= Task description =
Search the data for the word "banned" and copy every line that contains it.
******************************
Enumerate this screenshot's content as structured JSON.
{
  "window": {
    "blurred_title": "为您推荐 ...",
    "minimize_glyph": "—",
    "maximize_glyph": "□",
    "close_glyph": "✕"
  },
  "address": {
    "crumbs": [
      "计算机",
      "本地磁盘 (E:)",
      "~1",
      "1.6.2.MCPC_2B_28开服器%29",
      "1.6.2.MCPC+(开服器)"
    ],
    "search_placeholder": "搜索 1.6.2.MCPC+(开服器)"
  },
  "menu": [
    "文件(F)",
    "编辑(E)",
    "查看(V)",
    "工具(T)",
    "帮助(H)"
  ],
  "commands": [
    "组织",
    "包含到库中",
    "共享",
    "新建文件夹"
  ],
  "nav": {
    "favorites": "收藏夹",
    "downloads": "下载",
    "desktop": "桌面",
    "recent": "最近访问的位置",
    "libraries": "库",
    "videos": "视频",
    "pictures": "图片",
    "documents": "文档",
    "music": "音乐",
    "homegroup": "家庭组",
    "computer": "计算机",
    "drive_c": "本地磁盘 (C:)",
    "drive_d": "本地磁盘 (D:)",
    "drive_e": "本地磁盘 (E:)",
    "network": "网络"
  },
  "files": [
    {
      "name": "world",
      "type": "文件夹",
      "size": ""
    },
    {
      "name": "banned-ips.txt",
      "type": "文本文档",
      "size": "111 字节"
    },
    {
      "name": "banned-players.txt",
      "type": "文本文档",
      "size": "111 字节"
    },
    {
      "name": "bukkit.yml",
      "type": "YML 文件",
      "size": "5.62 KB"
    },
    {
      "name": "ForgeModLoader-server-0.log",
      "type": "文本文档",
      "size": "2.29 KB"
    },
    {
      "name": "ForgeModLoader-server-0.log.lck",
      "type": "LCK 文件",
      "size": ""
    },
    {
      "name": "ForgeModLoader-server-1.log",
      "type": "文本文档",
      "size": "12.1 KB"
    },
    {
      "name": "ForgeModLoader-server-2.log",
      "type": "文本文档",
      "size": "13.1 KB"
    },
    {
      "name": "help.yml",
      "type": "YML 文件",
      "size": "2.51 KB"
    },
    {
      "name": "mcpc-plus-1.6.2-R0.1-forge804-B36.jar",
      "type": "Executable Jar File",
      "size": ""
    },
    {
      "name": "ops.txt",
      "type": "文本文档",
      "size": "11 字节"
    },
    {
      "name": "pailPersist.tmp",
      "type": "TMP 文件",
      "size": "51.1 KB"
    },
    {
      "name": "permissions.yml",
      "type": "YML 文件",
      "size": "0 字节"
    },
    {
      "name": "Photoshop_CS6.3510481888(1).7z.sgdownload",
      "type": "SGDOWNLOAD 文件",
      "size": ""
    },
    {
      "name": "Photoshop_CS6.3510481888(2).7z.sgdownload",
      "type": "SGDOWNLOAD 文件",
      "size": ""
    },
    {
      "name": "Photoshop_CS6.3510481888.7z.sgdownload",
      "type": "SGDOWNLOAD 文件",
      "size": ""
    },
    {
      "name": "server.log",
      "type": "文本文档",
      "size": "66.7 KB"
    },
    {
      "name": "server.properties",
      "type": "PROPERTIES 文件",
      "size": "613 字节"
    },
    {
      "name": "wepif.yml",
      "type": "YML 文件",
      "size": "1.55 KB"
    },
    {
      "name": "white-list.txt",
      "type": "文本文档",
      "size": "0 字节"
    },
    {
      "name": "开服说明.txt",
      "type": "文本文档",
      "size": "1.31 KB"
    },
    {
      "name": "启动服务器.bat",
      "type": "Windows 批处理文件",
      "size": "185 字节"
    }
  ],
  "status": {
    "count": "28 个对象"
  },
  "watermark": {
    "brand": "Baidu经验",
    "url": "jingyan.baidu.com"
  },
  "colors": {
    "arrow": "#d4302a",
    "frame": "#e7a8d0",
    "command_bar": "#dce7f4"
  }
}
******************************
= Task response =
      "name": "banned-ips.txt",
      "name": "banned-players.txt",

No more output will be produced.